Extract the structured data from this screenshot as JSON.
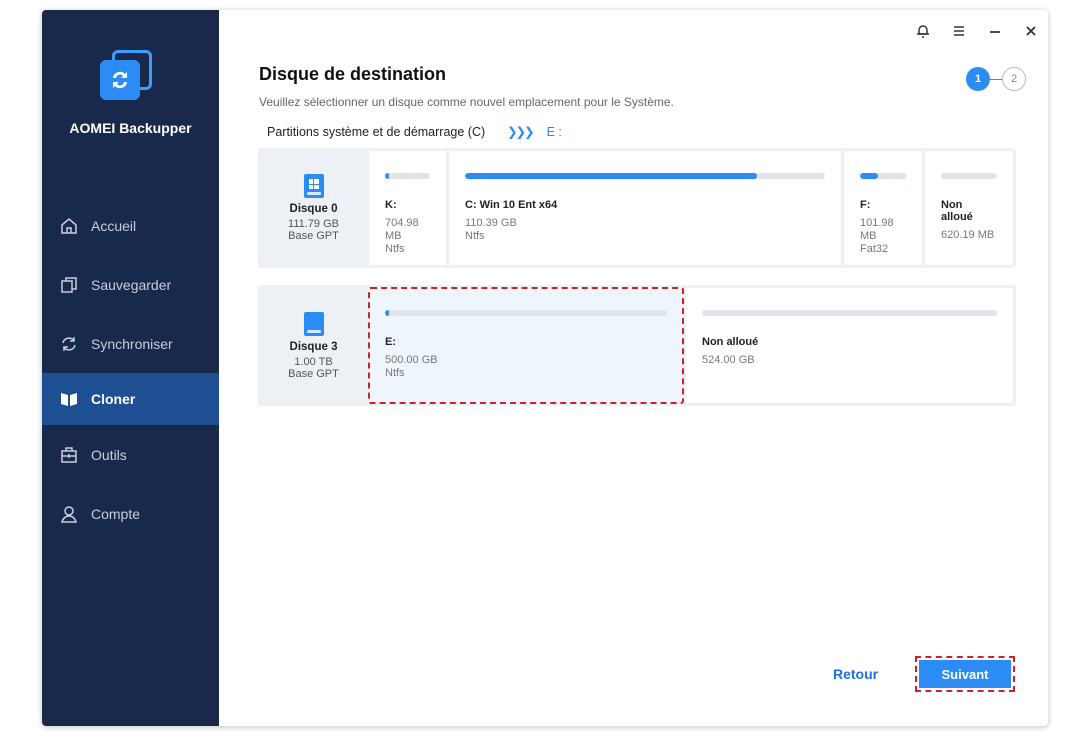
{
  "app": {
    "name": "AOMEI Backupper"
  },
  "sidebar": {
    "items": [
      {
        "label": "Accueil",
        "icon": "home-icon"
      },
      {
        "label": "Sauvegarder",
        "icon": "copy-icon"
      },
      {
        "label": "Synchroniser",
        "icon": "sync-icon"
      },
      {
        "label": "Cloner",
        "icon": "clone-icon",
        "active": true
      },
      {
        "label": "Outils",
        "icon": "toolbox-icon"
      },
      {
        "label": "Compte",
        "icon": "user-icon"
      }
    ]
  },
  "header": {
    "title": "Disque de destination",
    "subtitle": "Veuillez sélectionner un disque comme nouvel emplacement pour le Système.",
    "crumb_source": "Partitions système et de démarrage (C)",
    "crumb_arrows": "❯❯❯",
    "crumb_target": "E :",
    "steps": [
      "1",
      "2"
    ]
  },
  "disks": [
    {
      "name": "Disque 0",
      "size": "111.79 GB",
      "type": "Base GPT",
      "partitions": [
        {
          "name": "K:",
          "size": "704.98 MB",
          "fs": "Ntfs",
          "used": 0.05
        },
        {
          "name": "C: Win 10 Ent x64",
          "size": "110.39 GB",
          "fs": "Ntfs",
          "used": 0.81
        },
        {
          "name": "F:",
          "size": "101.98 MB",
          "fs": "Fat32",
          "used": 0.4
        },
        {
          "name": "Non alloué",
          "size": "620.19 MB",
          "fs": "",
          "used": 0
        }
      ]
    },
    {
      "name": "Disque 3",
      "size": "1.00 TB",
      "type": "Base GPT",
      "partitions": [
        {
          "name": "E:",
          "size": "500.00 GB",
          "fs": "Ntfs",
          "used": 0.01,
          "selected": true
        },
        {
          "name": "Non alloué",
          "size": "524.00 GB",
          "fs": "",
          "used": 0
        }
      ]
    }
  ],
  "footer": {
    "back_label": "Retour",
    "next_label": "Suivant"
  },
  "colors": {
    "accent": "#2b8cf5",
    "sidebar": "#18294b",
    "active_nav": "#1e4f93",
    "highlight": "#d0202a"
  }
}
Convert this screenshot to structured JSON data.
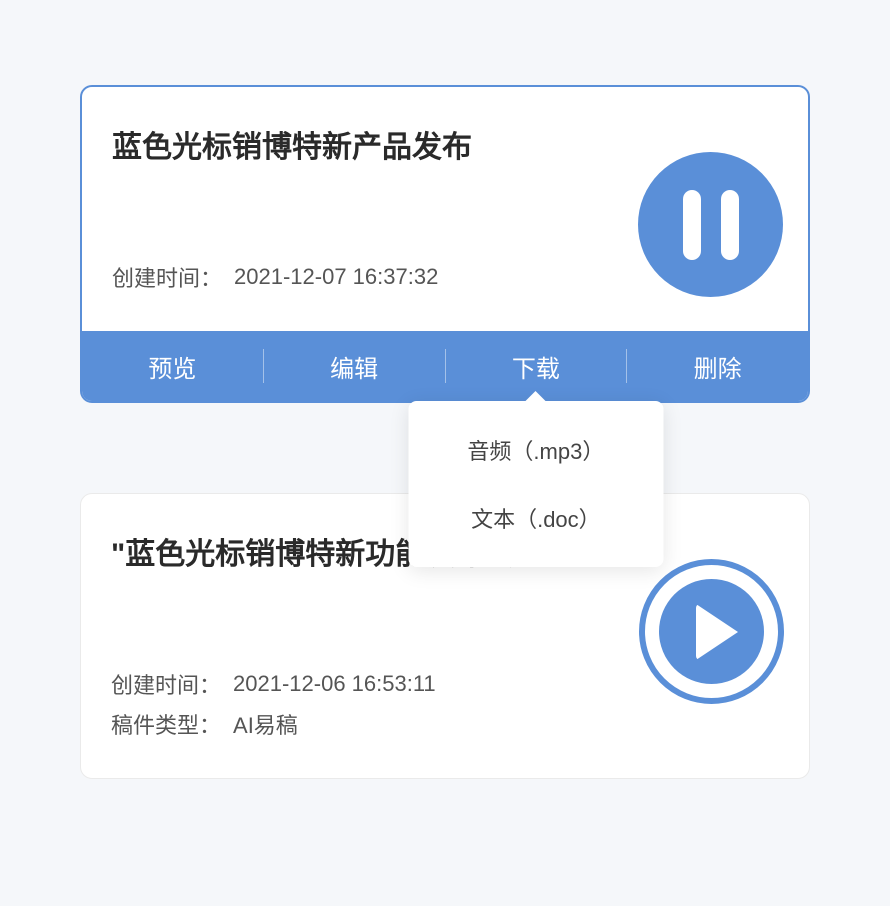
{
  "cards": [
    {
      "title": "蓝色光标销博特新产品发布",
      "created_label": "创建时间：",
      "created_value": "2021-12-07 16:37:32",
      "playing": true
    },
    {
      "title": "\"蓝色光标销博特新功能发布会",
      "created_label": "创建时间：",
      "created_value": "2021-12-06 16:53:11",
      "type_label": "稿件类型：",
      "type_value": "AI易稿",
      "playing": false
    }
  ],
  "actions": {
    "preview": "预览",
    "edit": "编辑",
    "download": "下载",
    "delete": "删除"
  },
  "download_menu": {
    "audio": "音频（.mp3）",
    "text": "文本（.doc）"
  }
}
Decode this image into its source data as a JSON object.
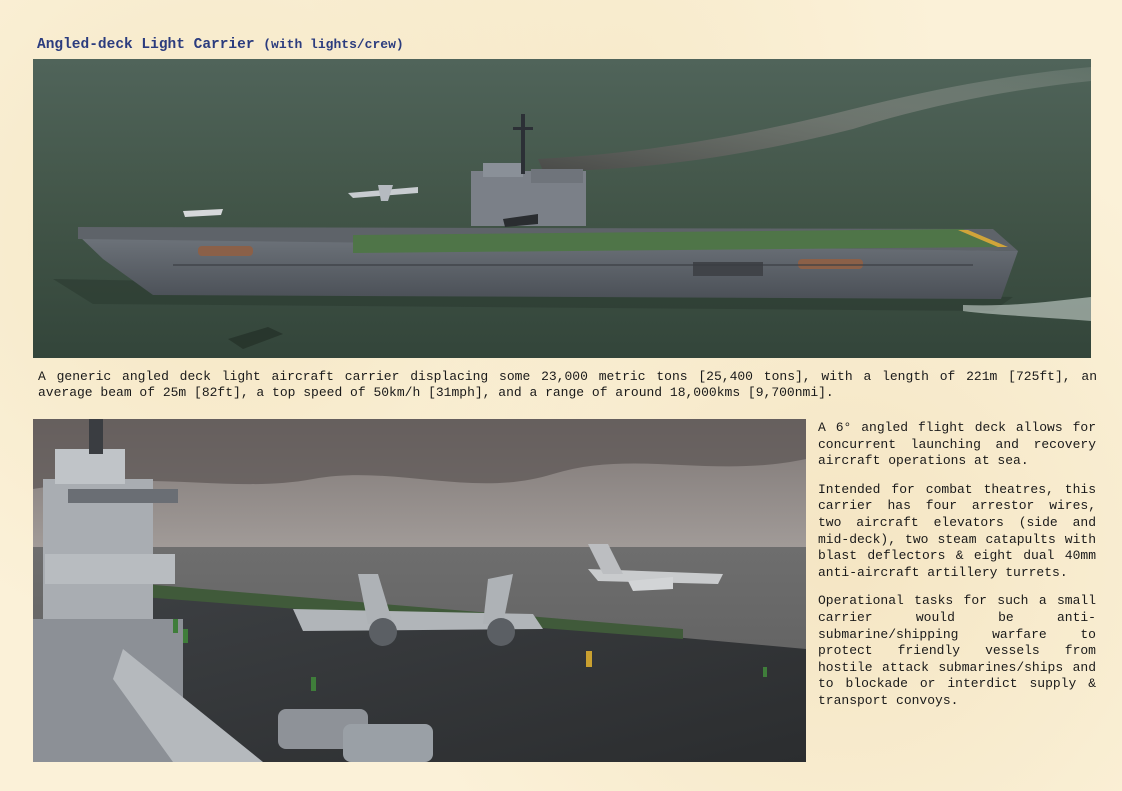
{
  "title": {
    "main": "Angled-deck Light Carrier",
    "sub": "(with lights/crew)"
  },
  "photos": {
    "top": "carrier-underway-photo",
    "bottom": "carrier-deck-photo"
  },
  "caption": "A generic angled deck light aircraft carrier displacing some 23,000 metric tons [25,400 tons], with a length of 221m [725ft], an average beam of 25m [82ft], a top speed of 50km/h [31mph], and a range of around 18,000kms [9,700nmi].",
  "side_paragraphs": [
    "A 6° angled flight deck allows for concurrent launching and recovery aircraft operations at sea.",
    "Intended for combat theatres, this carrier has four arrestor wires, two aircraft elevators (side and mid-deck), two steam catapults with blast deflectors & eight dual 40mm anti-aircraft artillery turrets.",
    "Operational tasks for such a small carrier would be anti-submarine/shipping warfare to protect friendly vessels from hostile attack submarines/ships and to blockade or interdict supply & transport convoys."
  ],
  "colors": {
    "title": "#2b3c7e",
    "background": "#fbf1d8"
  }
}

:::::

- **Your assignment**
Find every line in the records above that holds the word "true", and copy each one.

- **Response**
        "active": true
          "selected": true
      "playing": true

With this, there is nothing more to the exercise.